- [What is being asked]: An exact copy is required of the lines from the one with "Extract the structured" through the last line of the material below, and of nothing else.
+-------+
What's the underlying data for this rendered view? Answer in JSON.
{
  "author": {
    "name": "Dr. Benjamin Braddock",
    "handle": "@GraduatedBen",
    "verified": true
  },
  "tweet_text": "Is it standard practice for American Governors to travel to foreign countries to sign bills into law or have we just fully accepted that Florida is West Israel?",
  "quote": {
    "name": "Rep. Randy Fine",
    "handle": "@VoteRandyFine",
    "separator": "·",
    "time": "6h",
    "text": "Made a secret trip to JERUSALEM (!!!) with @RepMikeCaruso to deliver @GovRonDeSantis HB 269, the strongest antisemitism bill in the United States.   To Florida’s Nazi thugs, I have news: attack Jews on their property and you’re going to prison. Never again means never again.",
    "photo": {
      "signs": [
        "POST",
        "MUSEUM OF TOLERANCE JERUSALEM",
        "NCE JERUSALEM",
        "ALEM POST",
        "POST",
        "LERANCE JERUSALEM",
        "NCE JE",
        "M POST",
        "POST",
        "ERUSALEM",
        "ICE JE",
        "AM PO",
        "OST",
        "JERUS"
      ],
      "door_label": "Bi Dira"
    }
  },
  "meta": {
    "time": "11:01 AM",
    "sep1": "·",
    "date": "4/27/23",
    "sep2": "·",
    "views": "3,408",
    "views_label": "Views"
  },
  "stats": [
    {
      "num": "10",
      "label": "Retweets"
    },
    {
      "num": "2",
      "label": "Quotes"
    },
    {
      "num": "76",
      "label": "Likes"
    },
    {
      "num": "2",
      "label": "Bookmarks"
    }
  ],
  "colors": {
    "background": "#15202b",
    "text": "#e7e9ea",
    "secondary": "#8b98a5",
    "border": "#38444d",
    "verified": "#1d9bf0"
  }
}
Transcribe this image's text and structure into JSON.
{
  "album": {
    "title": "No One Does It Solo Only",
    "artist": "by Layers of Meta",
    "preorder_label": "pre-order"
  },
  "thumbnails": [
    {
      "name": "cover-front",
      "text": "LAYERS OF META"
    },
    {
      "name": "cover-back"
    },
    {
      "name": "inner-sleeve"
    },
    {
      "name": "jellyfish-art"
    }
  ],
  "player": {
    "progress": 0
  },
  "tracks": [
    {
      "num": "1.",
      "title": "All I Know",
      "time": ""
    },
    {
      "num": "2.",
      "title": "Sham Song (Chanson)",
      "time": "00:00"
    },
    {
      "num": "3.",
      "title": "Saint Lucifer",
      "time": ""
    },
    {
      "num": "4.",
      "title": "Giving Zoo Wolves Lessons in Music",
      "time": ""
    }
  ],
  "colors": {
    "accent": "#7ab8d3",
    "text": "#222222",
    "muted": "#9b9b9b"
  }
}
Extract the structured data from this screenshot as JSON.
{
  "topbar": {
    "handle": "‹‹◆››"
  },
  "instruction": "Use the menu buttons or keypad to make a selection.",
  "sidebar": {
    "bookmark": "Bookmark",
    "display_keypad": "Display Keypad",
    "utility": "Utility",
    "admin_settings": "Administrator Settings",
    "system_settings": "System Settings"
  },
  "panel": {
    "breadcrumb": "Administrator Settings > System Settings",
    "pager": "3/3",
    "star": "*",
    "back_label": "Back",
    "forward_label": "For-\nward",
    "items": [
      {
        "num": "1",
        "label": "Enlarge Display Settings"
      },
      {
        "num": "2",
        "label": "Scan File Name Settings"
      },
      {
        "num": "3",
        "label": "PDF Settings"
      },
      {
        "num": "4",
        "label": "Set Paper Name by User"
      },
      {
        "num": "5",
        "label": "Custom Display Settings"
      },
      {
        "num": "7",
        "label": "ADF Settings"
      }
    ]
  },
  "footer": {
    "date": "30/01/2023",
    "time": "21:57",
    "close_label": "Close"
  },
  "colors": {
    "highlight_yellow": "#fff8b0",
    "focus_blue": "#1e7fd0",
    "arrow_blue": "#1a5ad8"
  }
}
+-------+
- [Exercise result]:
Extract the structured data from this screenshot as JSON.
{
  "topbar": {
    "handle": "‹‹◆››"
  },
  "instruction": "Use the menu buttons or keypad to make a selection.",
  "sidebar": {
    "bookmark": "Bookmark",
    "display_keypad": "Display Keypad",
    "utility": "Utility",
    "admin_settings": "Administrator Settings",
    "system_settings": "System Settings"
  },
  "panel": {
    "breadcrumb": "Administrator Settings > System Settings",
    "pager": "3/3",
    "star": "*",
    "back_label": "Back",
    "forward_label": "For-\nward",
    "items": [
      {
        "num": "1",
        "label": "Enlarge Display Settings"
      },
      {
        "num": "2",
        "label": "Scan File Name Settings"
      },
      {
        "num": "3",
        "label": "PDF Settings"
      },
      {
        "num": "4",
        "label": "Set Paper Name by User"
      },
      {
        "num": "5",
        "label": "Custom Display Settings"
      },
      {
        "num": "7",
        "label": "ADF Settings"
      }
    ]
  },
  "footer": {
    "date": "30/01/2023",
    "time": "21:57",
    "close_label": "Close"
  },
  "colors": {
    "highlight_yellow": "#fff8b0",
    "focus_blue": "#1e7fd0",
    "arrow_blue": "#1a5ad8"
  }
}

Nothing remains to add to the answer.